WHAT TO DO: In the copy of these records, include no pictures and change nothing else.

Records excerpted from a collection
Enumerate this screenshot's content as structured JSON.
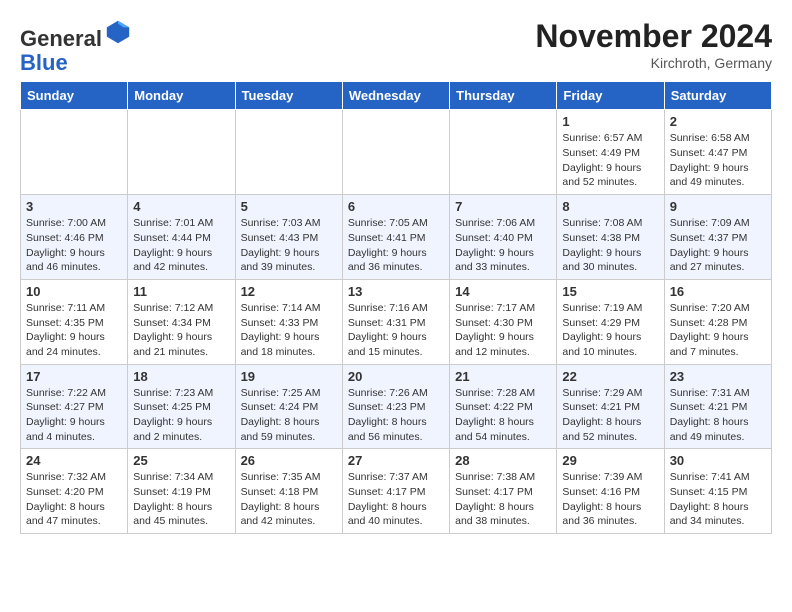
{
  "header": {
    "logo_line1": "General",
    "logo_line2": "Blue",
    "month_title": "November 2024",
    "location": "Kirchroth, Germany"
  },
  "weekdays": [
    "Sunday",
    "Monday",
    "Tuesday",
    "Wednesday",
    "Thursday",
    "Friday",
    "Saturday"
  ],
  "weeks": [
    [
      {
        "day": "",
        "info": ""
      },
      {
        "day": "",
        "info": ""
      },
      {
        "day": "",
        "info": ""
      },
      {
        "day": "",
        "info": ""
      },
      {
        "day": "",
        "info": ""
      },
      {
        "day": "1",
        "info": "Sunrise: 6:57 AM\nSunset: 4:49 PM\nDaylight: 9 hours and 52 minutes."
      },
      {
        "day": "2",
        "info": "Sunrise: 6:58 AM\nSunset: 4:47 PM\nDaylight: 9 hours and 49 minutes."
      }
    ],
    [
      {
        "day": "3",
        "info": "Sunrise: 7:00 AM\nSunset: 4:46 PM\nDaylight: 9 hours and 46 minutes."
      },
      {
        "day": "4",
        "info": "Sunrise: 7:01 AM\nSunset: 4:44 PM\nDaylight: 9 hours and 42 minutes."
      },
      {
        "day": "5",
        "info": "Sunrise: 7:03 AM\nSunset: 4:43 PM\nDaylight: 9 hours and 39 minutes."
      },
      {
        "day": "6",
        "info": "Sunrise: 7:05 AM\nSunset: 4:41 PM\nDaylight: 9 hours and 36 minutes."
      },
      {
        "day": "7",
        "info": "Sunrise: 7:06 AM\nSunset: 4:40 PM\nDaylight: 9 hours and 33 minutes."
      },
      {
        "day": "8",
        "info": "Sunrise: 7:08 AM\nSunset: 4:38 PM\nDaylight: 9 hours and 30 minutes."
      },
      {
        "day": "9",
        "info": "Sunrise: 7:09 AM\nSunset: 4:37 PM\nDaylight: 9 hours and 27 minutes."
      }
    ],
    [
      {
        "day": "10",
        "info": "Sunrise: 7:11 AM\nSunset: 4:35 PM\nDaylight: 9 hours and 24 minutes."
      },
      {
        "day": "11",
        "info": "Sunrise: 7:12 AM\nSunset: 4:34 PM\nDaylight: 9 hours and 21 minutes."
      },
      {
        "day": "12",
        "info": "Sunrise: 7:14 AM\nSunset: 4:33 PM\nDaylight: 9 hours and 18 minutes."
      },
      {
        "day": "13",
        "info": "Sunrise: 7:16 AM\nSunset: 4:31 PM\nDaylight: 9 hours and 15 minutes."
      },
      {
        "day": "14",
        "info": "Sunrise: 7:17 AM\nSunset: 4:30 PM\nDaylight: 9 hours and 12 minutes."
      },
      {
        "day": "15",
        "info": "Sunrise: 7:19 AM\nSunset: 4:29 PM\nDaylight: 9 hours and 10 minutes."
      },
      {
        "day": "16",
        "info": "Sunrise: 7:20 AM\nSunset: 4:28 PM\nDaylight: 9 hours and 7 minutes."
      }
    ],
    [
      {
        "day": "17",
        "info": "Sunrise: 7:22 AM\nSunset: 4:27 PM\nDaylight: 9 hours and 4 minutes."
      },
      {
        "day": "18",
        "info": "Sunrise: 7:23 AM\nSunset: 4:25 PM\nDaylight: 9 hours and 2 minutes."
      },
      {
        "day": "19",
        "info": "Sunrise: 7:25 AM\nSunset: 4:24 PM\nDaylight: 8 hours and 59 minutes."
      },
      {
        "day": "20",
        "info": "Sunrise: 7:26 AM\nSunset: 4:23 PM\nDaylight: 8 hours and 56 minutes."
      },
      {
        "day": "21",
        "info": "Sunrise: 7:28 AM\nSunset: 4:22 PM\nDaylight: 8 hours and 54 minutes."
      },
      {
        "day": "22",
        "info": "Sunrise: 7:29 AM\nSunset: 4:21 PM\nDaylight: 8 hours and 52 minutes."
      },
      {
        "day": "23",
        "info": "Sunrise: 7:31 AM\nSunset: 4:21 PM\nDaylight: 8 hours and 49 minutes."
      }
    ],
    [
      {
        "day": "24",
        "info": "Sunrise: 7:32 AM\nSunset: 4:20 PM\nDaylight: 8 hours and 47 minutes."
      },
      {
        "day": "25",
        "info": "Sunrise: 7:34 AM\nSunset: 4:19 PM\nDaylight: 8 hours and 45 minutes."
      },
      {
        "day": "26",
        "info": "Sunrise: 7:35 AM\nSunset: 4:18 PM\nDaylight: 8 hours and 42 minutes."
      },
      {
        "day": "27",
        "info": "Sunrise: 7:37 AM\nSunset: 4:17 PM\nDaylight: 8 hours and 40 minutes."
      },
      {
        "day": "28",
        "info": "Sunrise: 7:38 AM\nSunset: 4:17 PM\nDaylight: 8 hours and 38 minutes."
      },
      {
        "day": "29",
        "info": "Sunrise: 7:39 AM\nSunset: 4:16 PM\nDaylight: 8 hours and 36 minutes."
      },
      {
        "day": "30",
        "info": "Sunrise: 7:41 AM\nSunset: 4:15 PM\nDaylight: 8 hours and 34 minutes."
      }
    ]
  ]
}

REPLY:
Enumerate this screenshot's content as structured JSON.
{
  "header": {
    "logo_line1": "General",
    "logo_line2": "Blue",
    "month_title": "November 2024",
    "location": "Kirchroth, Germany"
  },
  "weekdays": [
    "Sunday",
    "Monday",
    "Tuesday",
    "Wednesday",
    "Thursday",
    "Friday",
    "Saturday"
  ],
  "weeks": [
    [
      {
        "day": "",
        "info": ""
      },
      {
        "day": "",
        "info": ""
      },
      {
        "day": "",
        "info": ""
      },
      {
        "day": "",
        "info": ""
      },
      {
        "day": "",
        "info": ""
      },
      {
        "day": "1",
        "info": "Sunrise: 6:57 AM\nSunset: 4:49 PM\nDaylight: 9 hours and 52 minutes."
      },
      {
        "day": "2",
        "info": "Sunrise: 6:58 AM\nSunset: 4:47 PM\nDaylight: 9 hours and 49 minutes."
      }
    ],
    [
      {
        "day": "3",
        "info": "Sunrise: 7:00 AM\nSunset: 4:46 PM\nDaylight: 9 hours and 46 minutes."
      },
      {
        "day": "4",
        "info": "Sunrise: 7:01 AM\nSunset: 4:44 PM\nDaylight: 9 hours and 42 minutes."
      },
      {
        "day": "5",
        "info": "Sunrise: 7:03 AM\nSunset: 4:43 PM\nDaylight: 9 hours and 39 minutes."
      },
      {
        "day": "6",
        "info": "Sunrise: 7:05 AM\nSunset: 4:41 PM\nDaylight: 9 hours and 36 minutes."
      },
      {
        "day": "7",
        "info": "Sunrise: 7:06 AM\nSunset: 4:40 PM\nDaylight: 9 hours and 33 minutes."
      },
      {
        "day": "8",
        "info": "Sunrise: 7:08 AM\nSunset: 4:38 PM\nDaylight: 9 hours and 30 minutes."
      },
      {
        "day": "9",
        "info": "Sunrise: 7:09 AM\nSunset: 4:37 PM\nDaylight: 9 hours and 27 minutes."
      }
    ],
    [
      {
        "day": "10",
        "info": "Sunrise: 7:11 AM\nSunset: 4:35 PM\nDaylight: 9 hours and 24 minutes."
      },
      {
        "day": "11",
        "info": "Sunrise: 7:12 AM\nSunset: 4:34 PM\nDaylight: 9 hours and 21 minutes."
      },
      {
        "day": "12",
        "info": "Sunrise: 7:14 AM\nSunset: 4:33 PM\nDaylight: 9 hours and 18 minutes."
      },
      {
        "day": "13",
        "info": "Sunrise: 7:16 AM\nSunset: 4:31 PM\nDaylight: 9 hours and 15 minutes."
      },
      {
        "day": "14",
        "info": "Sunrise: 7:17 AM\nSunset: 4:30 PM\nDaylight: 9 hours and 12 minutes."
      },
      {
        "day": "15",
        "info": "Sunrise: 7:19 AM\nSunset: 4:29 PM\nDaylight: 9 hours and 10 minutes."
      },
      {
        "day": "16",
        "info": "Sunrise: 7:20 AM\nSunset: 4:28 PM\nDaylight: 9 hours and 7 minutes."
      }
    ],
    [
      {
        "day": "17",
        "info": "Sunrise: 7:22 AM\nSunset: 4:27 PM\nDaylight: 9 hours and 4 minutes."
      },
      {
        "day": "18",
        "info": "Sunrise: 7:23 AM\nSunset: 4:25 PM\nDaylight: 9 hours and 2 minutes."
      },
      {
        "day": "19",
        "info": "Sunrise: 7:25 AM\nSunset: 4:24 PM\nDaylight: 8 hours and 59 minutes."
      },
      {
        "day": "20",
        "info": "Sunrise: 7:26 AM\nSunset: 4:23 PM\nDaylight: 8 hours and 56 minutes."
      },
      {
        "day": "21",
        "info": "Sunrise: 7:28 AM\nSunset: 4:22 PM\nDaylight: 8 hours and 54 minutes."
      },
      {
        "day": "22",
        "info": "Sunrise: 7:29 AM\nSunset: 4:21 PM\nDaylight: 8 hours and 52 minutes."
      },
      {
        "day": "23",
        "info": "Sunrise: 7:31 AM\nSunset: 4:21 PM\nDaylight: 8 hours and 49 minutes."
      }
    ],
    [
      {
        "day": "24",
        "info": "Sunrise: 7:32 AM\nSunset: 4:20 PM\nDaylight: 8 hours and 47 minutes."
      },
      {
        "day": "25",
        "info": "Sunrise: 7:34 AM\nSunset: 4:19 PM\nDaylight: 8 hours and 45 minutes."
      },
      {
        "day": "26",
        "info": "Sunrise: 7:35 AM\nSunset: 4:18 PM\nDaylight: 8 hours and 42 minutes."
      },
      {
        "day": "27",
        "info": "Sunrise: 7:37 AM\nSunset: 4:17 PM\nDaylight: 8 hours and 40 minutes."
      },
      {
        "day": "28",
        "info": "Sunrise: 7:38 AM\nSunset: 4:17 PM\nDaylight: 8 hours and 38 minutes."
      },
      {
        "day": "29",
        "info": "Sunrise: 7:39 AM\nSunset: 4:16 PM\nDaylight: 8 hours and 36 minutes."
      },
      {
        "day": "30",
        "info": "Sunrise: 7:41 AM\nSunset: 4:15 PM\nDaylight: 8 hours and 34 minutes."
      }
    ]
  ]
}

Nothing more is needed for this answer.